With Kavanaugh, Democrats Must Lose the Battle to Win the War
Updated: Sep 27
This post was originally published at smerconish.com
Democratic Senators Joe Manchin of West Virginia, Joe Donnelly of Indiana, Clair McCaskill of Missouri and Heidi Heitkamp need to vote for the confirmation of Supreme Court nominee Brett Kavanaugh- for the good of the Democratic Party.
Full disclosure, I consider my political beliefs to be mainstream but will acquiesce to being called a liberal, a progressive, or whatever current nomenclature is being foisted on me.
And while I usually vote Democrat, I have occasionally voted for Republicans, or in the case of the 2003 California gubernatorial recall election, Mary Carey, an adult film actress (because, well, how often does one actually get the chance to vote for a porn star for governor).
That said, I understand the anger from the left regarding seating Kavanaugh, especially considering how the seat that is now occupied by Neil Gorsuch should by all rights belong to Merrick Garland. I also fully appreciate the damage seating Kavanaugh can do to liberal ideals in the long term.
Despite knowing that Kavanaugh holds positions that could impact abortion, health care, the environment, voting rights, election reform, and possibly even shield President Trump from being subpoenaed, questioned, or in any manner having to respond to civil lawsuits or criminal charges, I stand by my belief that these four Senators need to vote for his confirmation.
Here’s my rationale: rather than focusing solely on the vacant Supreme Court seat, no matter how important that seat is, I’m also looking at the impact of four Senate seats that will be in the possession of the victorious party for the next six years. I want to put the Democratic party in a stronger position not just for 2018, but for 2020 and beyond.
Yes, a Supreme Court justice can alter the course of America for the next forty years, but four Senators over the next six years can have an influence over a lot of important decisions (including the confirmation of another two or three or more Supreme Court justices).
I would even wager that if the Democrats were to get control of the Senate they would refuse to seat any justice nominated by a Republican president, even if the court were to find itself down to only six or seven justices. Personally, I don’t think that’s what the Founding Fathers had intended- but McConnell has set a new standard for the future.
As for the outside chance that the Democrats could block Kavanaugh’s confirmation, which I don’t believe is possible barring the discovery of a “smoking gun” in Kavanaugh’s record, Trump would simply nominate someone else who would probably make us pine away for Old Brett Kavanaugh. This seat is going to be Trump’s to fill, so the goal should be to do everything to not allow him to have another opportunity in the future.

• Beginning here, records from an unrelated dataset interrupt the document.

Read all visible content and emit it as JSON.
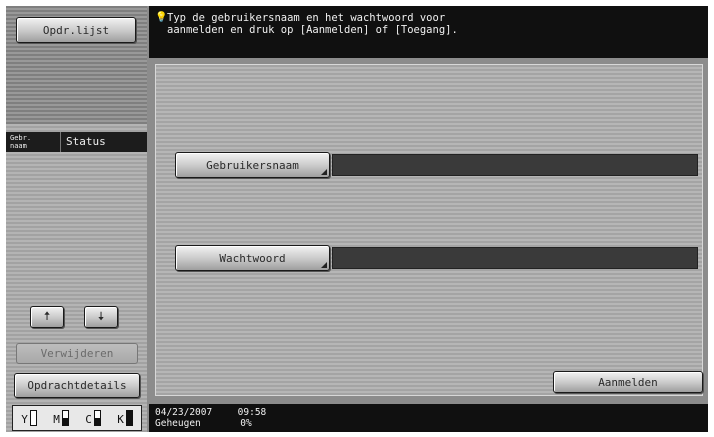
{
  "sidebar": {
    "job_list_label": "Opdr.lijst",
    "header": {
      "col_user": "Gebr.\nnaam",
      "col_status": "Status"
    },
    "up_icon": "arrow-up-icon",
    "down_icon": "arrow-down-icon",
    "up_glyph": "🠅",
    "down_glyph": "🠇",
    "delete_label": "Verwijderen",
    "details_label": "Opdrachtdetails",
    "toner": [
      {
        "letter": "Y",
        "level": 0.0
      },
      {
        "letter": "M",
        "level": 0.5
      },
      {
        "letter": "C",
        "level": 0.5
      },
      {
        "letter": "K",
        "level": 1.0
      }
    ]
  },
  "message": {
    "icon": "lightbulb-icon",
    "icon_glyph": "💡",
    "text": "Typ de gebruikersnaam en het wachtwoord voor\naanmelden en druk op [Aanmelden] of [Toegang]."
  },
  "form": {
    "username_label": "Gebruikersnaam",
    "username_value": "",
    "password_label": "Wachtwoord",
    "password_value": "",
    "login_label": "Aanmelden"
  },
  "status": {
    "date": "04/23/2007",
    "time": "09:58",
    "memory_label": "Geheugen",
    "memory_value": "0%"
  },
  "colors": {
    "black_bar": "#101010",
    "panel_gray": "#b6b6b6",
    "field_dark": "#3a3a3a"
  }
}
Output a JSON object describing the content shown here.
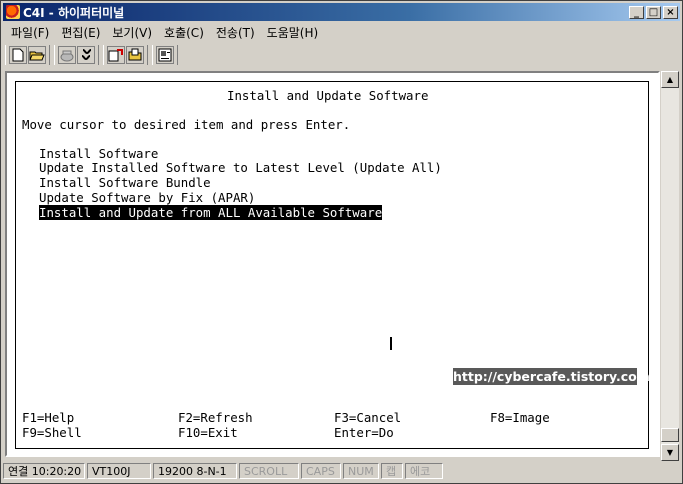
{
  "window": {
    "title": "C4I - 하이퍼터미널",
    "controls": {
      "minimize": "_",
      "maximize": "□",
      "close": "×"
    }
  },
  "menu": {
    "items": [
      "파일(F)",
      "편집(E)",
      "보기(V)",
      "호출(C)",
      "전송(T)",
      "도움말(H)"
    ]
  },
  "toolbar": {
    "buttons": [
      "new-icon",
      "open-icon",
      "phone-icon",
      "disconnect-icon",
      "send-icon",
      "receive-icon",
      "properties-icon"
    ]
  },
  "terminal": {
    "header": "Install and Update Software",
    "prompt": "Move cursor to desired item and press Enter.",
    "options": [
      "Install Software",
      "Update Installed Software to Latest Level (Update All)",
      "Install Software Bundle",
      "Update Software by Fix (APAR)",
      "Install and Update from ALL Available Software"
    ],
    "selected_index": 4,
    "function_keys": {
      "f1": "F1=Help",
      "f2": "F2=Refresh",
      "f3": "F3=Cancel",
      "f8": "F8=Image",
      "f9": "F9=Shell",
      "f10": "F10=Exit",
      "enter": "Enter=Do"
    },
    "watermark": "http://cybercafe.tistory.com"
  },
  "statusbar": {
    "connected": "연결 10:20:20",
    "emulation": "VT100J",
    "port": "19200 8-N-1",
    "scroll": "SCROLL",
    "caps": "CAPS",
    "num": "NUM",
    "capture": "캡",
    "echo": "에코"
  },
  "colors": {
    "title_start": "#0a246a",
    "title_end": "#a6caf0",
    "chrome": "#d4d0c8",
    "highlight_bg": "#000000",
    "highlight_fg": "#ffffff",
    "watermark_bg": "#595959"
  }
}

Democrats need to be looking at both the short and long-term ramifications and plan for a more practical outcome rather than a far-fetched dream. The current makeup of the Senate is 51-49 with Democrats defending 24 of 33 seats in 2018, many of them in traditionally Republican states. While winning the Senate is a possibility considering the current environment, merely maintaining a close minority of no less than 52-48 would be considered in many pundits’ views a success.
Losing those four seats because you wanted them to make a political statement is pig-headed.
And while the idea of “wait till next year” might have worked for the Chicago Cubs, even if it took 108 tries, the case for flipping the Senate doesn’t get remarkably easier in 2020.
In 2020, the Republicans will be defending 20 seats, but most of them are in strongly Republican states, and with a bad showing in 2018, it would put the Democratic party in a position of having to flip five or more seats to win control, potentially keeping the Senate in GOP hands till 2022 when the map finally favors the Democrats.
How many Supreme Court nominations do you think will take place between now and then? The thought of being the minority in the Senate for 4 more years simply because you wanted to make a defiant stand is great for movies, but not so much in real life.
It would be the Democrats’ Alamo.
Yes, I’ve heard commentators and some of my Democratic friends claim that if those four Senators voted for the confirmation of Kavanaugh, Democrats in their state will not only be furious, but they will lose the enthusiasm to come out and vote in 2018.
If the voters of those states feel that the only thing that is important over the next six years is a vote on Supreme Court seat in 2018 and don’t turn out in November; if everything they have witnessed in this past year and one half, from Trump and his swamp, isn’t enough to overcome their preferred candidate refusing to take up a fool’s errand, then perhaps, they and the rest of us, truly do deserve the government and the leaders we get.